We are facing a human catastrophe at the moment. Between 45 and 60 million people worldwide are on the run due to wars and ethnic, religious or political persecution. About 1.5 million refugees are expected in Europe by the end of 2015, most of them trying to escape the wars in Syria, Iraq, Ukraine and other regions where their lives are in danger.
Europe is the birthplace of modern criminology, and in particular of criminology as a science in the 19th century. Its birth was part of a major endeavour across European states to access the moral state of the rapidly changing societies of the 19th century.
I will not go into the discussion whether criminology is an autonomous discipline or rather a field where various disciplines meet. My concern here is with a different question: are we, as criminologists, still ‘scientists’ if we get involved with values? But how can we avoid this involvement when how societies deal with crime and punishment is suffused with values?

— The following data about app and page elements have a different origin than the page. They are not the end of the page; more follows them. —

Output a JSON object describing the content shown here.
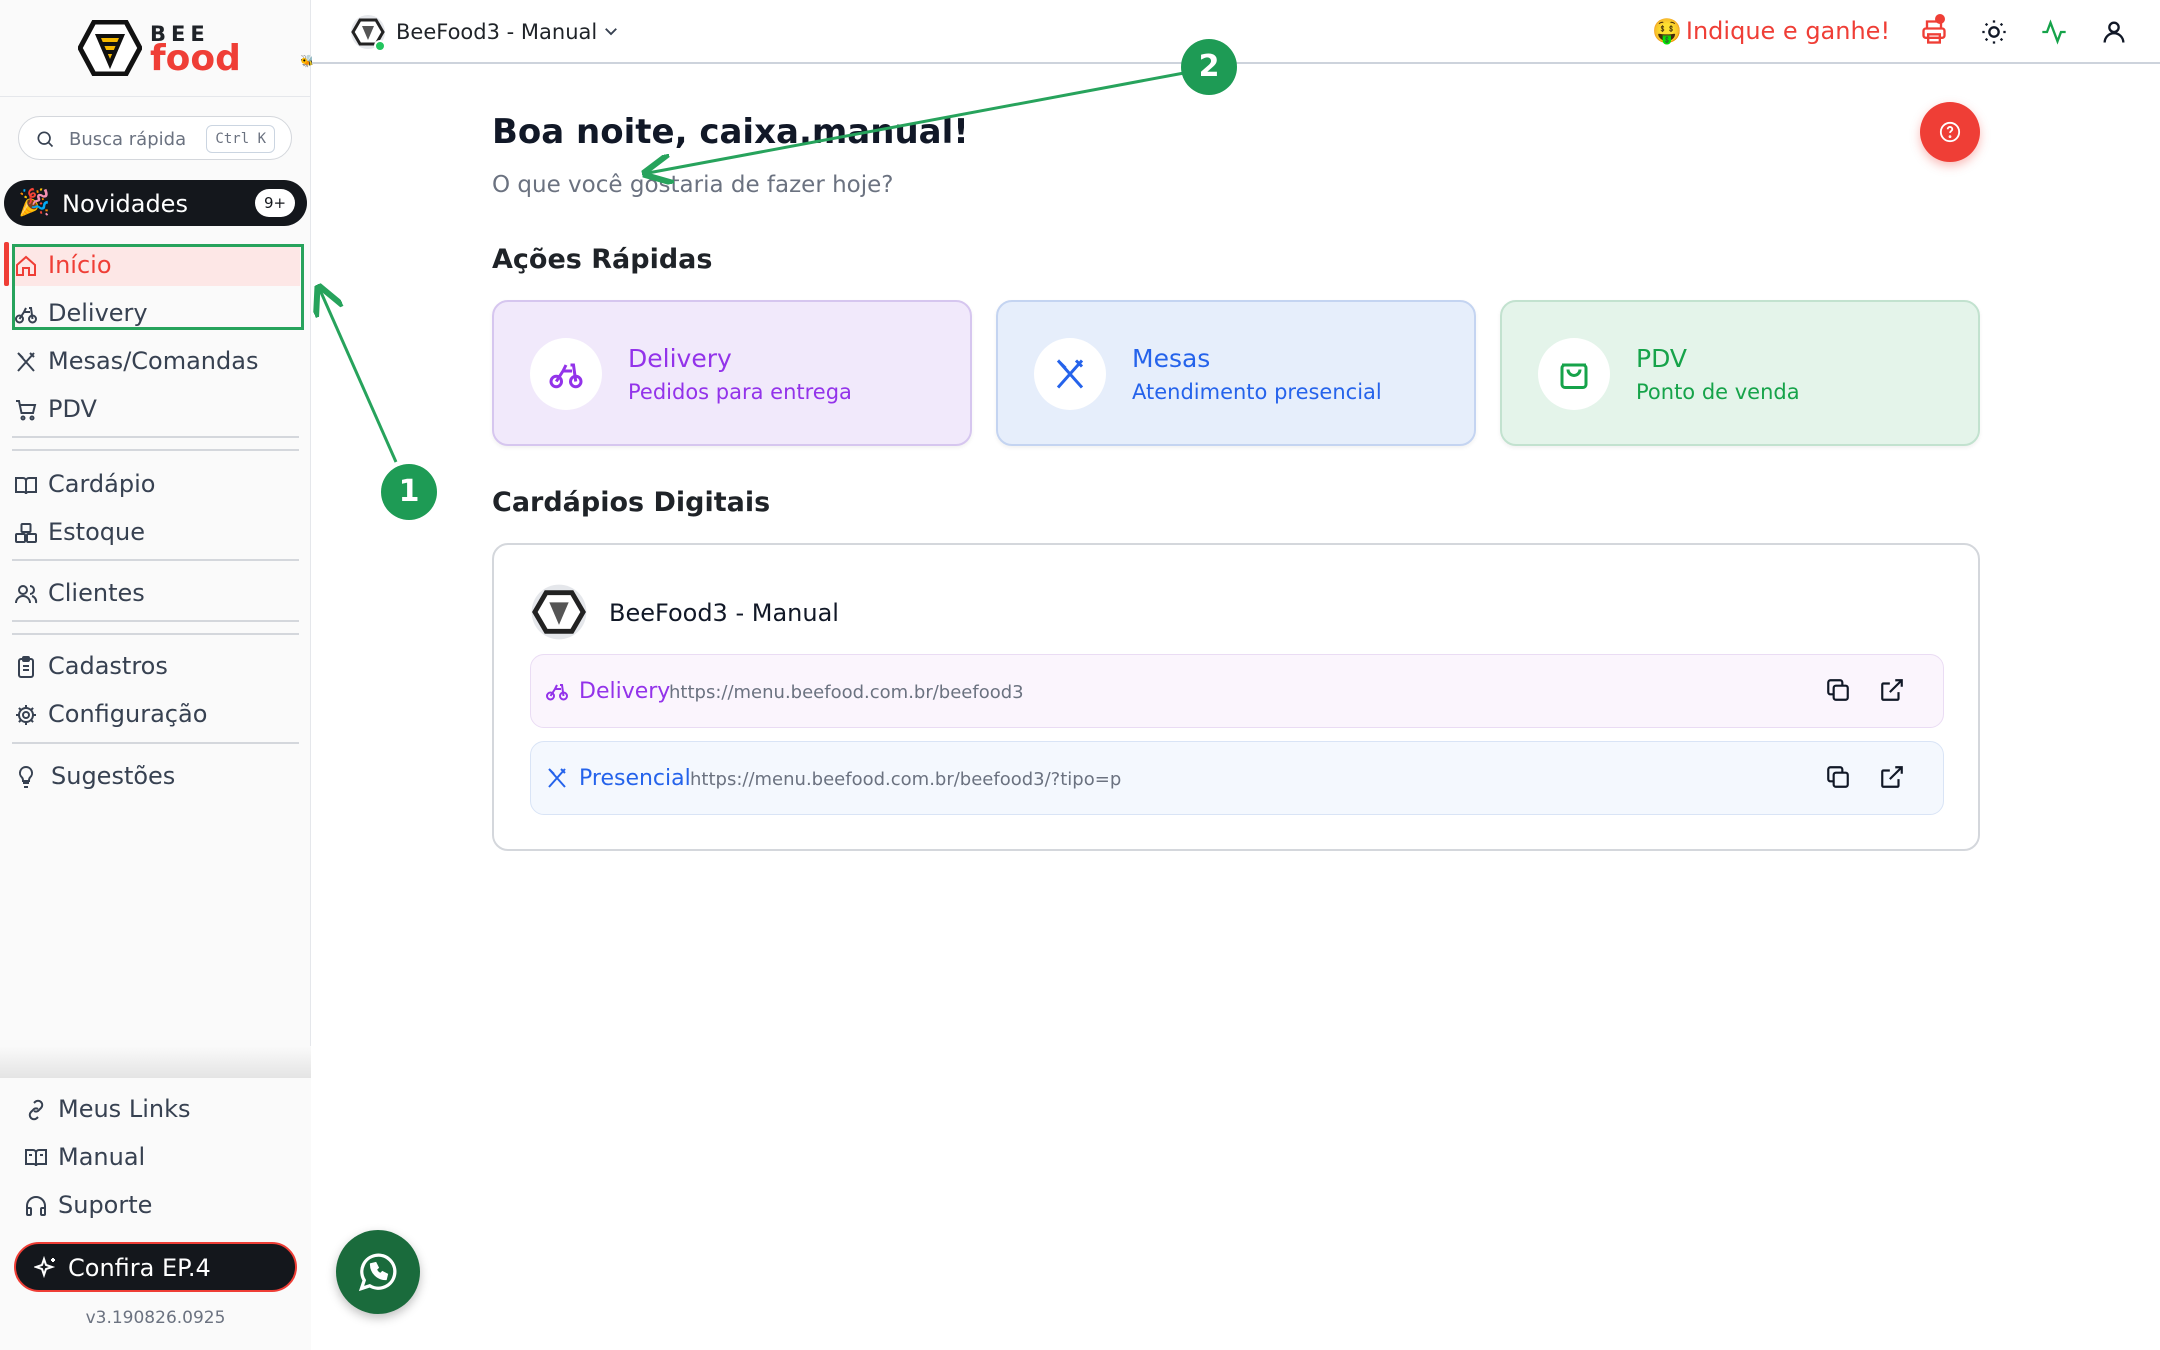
{
  "brand": {
    "top": "BEE",
    "bottom": "food"
  },
  "search": {
    "placeholder": "Busca rápida",
    "shortcut": "Ctrl K"
  },
  "novidades": {
    "label": "Novidades",
    "badge": "9+"
  },
  "sidebar": {
    "items": [
      {
        "label": "Início",
        "icon": "home-icon",
        "active": true
      },
      {
        "label": "Delivery",
        "icon": "bicycle-icon"
      },
      {
        "label": "Mesas/Comandas",
        "icon": "utensils-icon"
      },
      {
        "label": "PDV",
        "icon": "cart-icon"
      },
      {
        "label": "Cardápio",
        "icon": "book-open-icon"
      },
      {
        "label": "Estoque",
        "icon": "boxes-icon"
      },
      {
        "label": "Clientes",
        "icon": "users-icon"
      },
      {
        "label": "Cadastros",
        "icon": "clipboard-icon"
      },
      {
        "label": "Configuração",
        "icon": "gear-icon"
      },
      {
        "label": "Sugestões",
        "icon": "lightbulb-icon"
      }
    ],
    "bottom": [
      {
        "label": "Meus Links",
        "icon": "link-icon"
      },
      {
        "label": "Manual",
        "icon": "book-icon"
      },
      {
        "label": "Suporte",
        "icon": "headphones-icon"
      }
    ],
    "confira": "Confira EP.4",
    "version": "v3.190826.0925"
  },
  "topbar": {
    "store": "BeeFood3 - Manual",
    "indique_emoji": "🤑",
    "indique": "Indique e ganhe!",
    "icons": [
      "printer-icon",
      "sun-icon",
      "activity-icon",
      "user-icon"
    ]
  },
  "main": {
    "greeting": "Boa noite, caixa.manual!",
    "subtitle": "O que você gostaria de fazer hoje?",
    "quick_title": "Ações Rápidas",
    "quick": [
      {
        "title": "Delivery",
        "subtitle": "Pedidos para entrega"
      },
      {
        "title": "Mesas",
        "subtitle": "Atendimento presencial"
      },
      {
        "title": "PDV",
        "subtitle": "Ponto de venda"
      }
    ],
    "menus_title": "Cardápios Digitais",
    "menu_store": "BeeFood3 - Manual",
    "links": [
      {
        "label": "Delivery",
        "url": "https://menu.beefood.com.br/beefood3"
      },
      {
        "label": "Presencial",
        "url": "https://menu.beefood.com.br/beefood3/?tipo=p"
      }
    ]
  },
  "annotations": {
    "one": "1",
    "two": "2"
  },
  "colors": {
    "accent": "#ef3e36",
    "delivery": "#9333ea",
    "mesas": "#2563eb",
    "pdv": "#16a34a",
    "annotation": "#1e9b55"
  }
}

Measurement issues can be complex and uncomfortable. Yet they are among the most important features to consider in order to make reliable and valid scientific statements. However, measurement issues are often missed, underrated, or simply ignored. Although often borrowed from sociology or psychology, a lot of concepts commonly and currently discussed in criminology lack consideration of a comprehensive measurement theory.
The Eurogang working group consists of leading European and American scholars in the field of research on gangs and troublesome youth groups. Researchers within this network have been working together for more than 15 years to develop and apply a common framework for comparative research, based on standardised methodological instruments and a common research design.